But it's not sung in anything similar to the melody of the original.

Track 2 appears to be based on the theme song to a Moroccan TV program from 2002, Dar Mwi Hniya (Mwi Hniya's House)

There are some entertaining verses where the singer is hurling curses at his cell phone for dropping the signal while he's talking to his sweetheart. And there's a silly solfege singalong.

And the final track seems to be based on the Egyptian novelty song from 2002 "Baba Fein", here called by the recurring lyric "Âmmu Âmmu"

If you're in the mood for it, it's sort of entertaining in the way that the original was, that is, it's cute to hear kids delivering clever rhyming couplets making excuses to the Uncle (Âmmu) about why their father isn't at home.
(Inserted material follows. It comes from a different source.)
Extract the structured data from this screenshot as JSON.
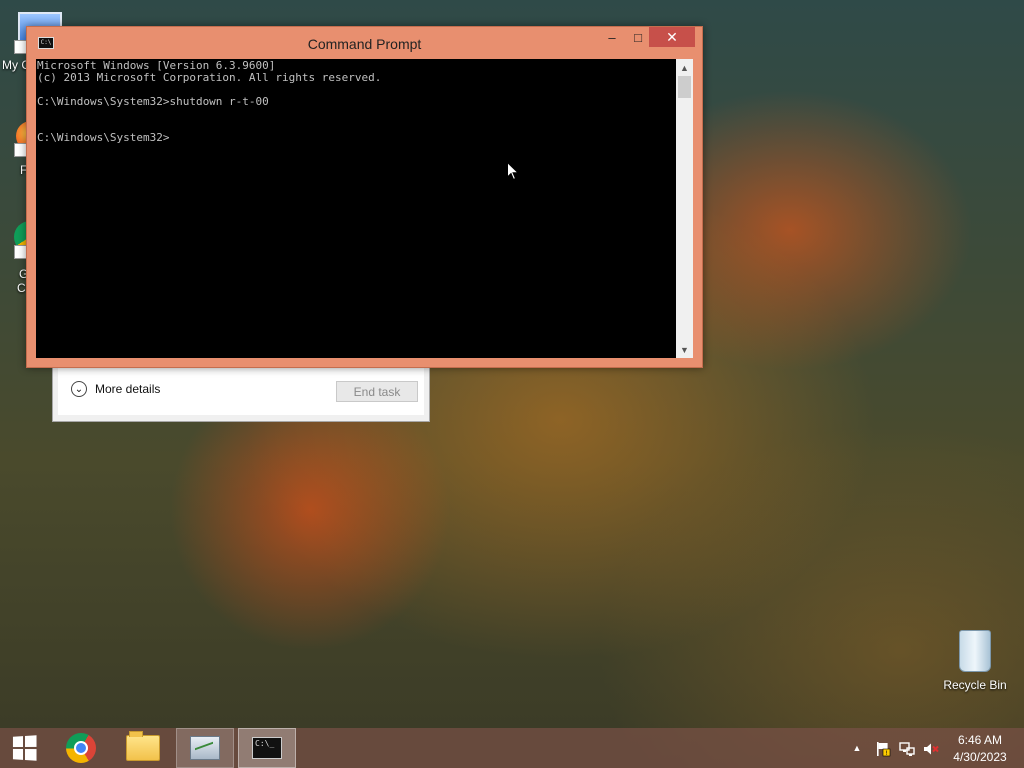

Si Mohamed Aguir (right) wearing a taguia
One thing I can't figure out, though, is the cover art for the album. What are the cone-shaped things superimposed on top of these ladies' heads? Are they supposed to resemble the taguia hats worn by actual tqitikate groups? Nobody I showed this to has any idea what is going on. The general consensus is that it's tkharbiqa (great Moroccan term meaning something like "nonsense", "junk" or "whatever")

Best Wishes to all for a better 2024. Ceasefire Now.

Dakka El Marrakechia Nou Nou الدقة المراكشية نو نو
Youm Wara Youm يعم ورا يوم

Edition Safi cassette SD 2003 انتاج الصافي

A1 Youm Wara Youm يعم ورا يوم
   and the best current songs وأروع الأغاني الحالية

B1 Mwi Hniya مي هنية
B2 Âmmu Âmmu عمو عمو

320 | FLAC

Sunday, December 3, 2023

Fatima Tamrrakchit

Fatima Tamrrakchit cassette j-card

This tape comes to us from... well, down the street in El Cerrito, California, where I found and purchased it! This is a swell album from singer Fatima Tamrrakchit. The texture on every song is a bit different - there's always some combination of the typical Soussi amarg ensemble (rrbab fiddle, lotar lute or banjo) with additional instruments (electric guitar, a violin, maybe that was a sythn banjo, and some sort of bass instrument - it's a bit deep in the mix (which is fine), it could be a keyboard, or it might be a big Gnawa guinbri). The percussionists keep things lively and at times wild.

I found very little information about Fatima Tamrrakchit online. From what I gather from YouTube and TikTok comment, she died at a young age in April 1998.

There is another singer with the same name who is currently active but who should not be confused with the first Fatima Tamrrakchit.

Digital Mastering Note: I used the new "Mastering Assistant" that was released in the latest update of Logic Pro X. Part of the tool is an AI-driven analysis that can produce a custom EQ for whatever you're working on. Sort of freaks me out, but it's also kind of amazing. I used it here, and I think it sounds pretty good. You can find all of these tracks on YouTube, if you don't like this. (The YouTube clips are probably from a better source than my tape here anyway, but y'all come here for a bit of that analog patina, right?)

Hope you and your loved ones are well. Praying for a just peace.

Fatima Tamrrakchit فاطمة تمراكشيت

Production Disco cassette PD47

A1 Takat Ah Igh Trgha Dora
A2 Dounit Ra Tzri
B1 Or Sarn Orrigh Lhob

B2 Awino Samhiyi Samhaghak
B3 Lhem Ortn Sol Nra

FLAC | 320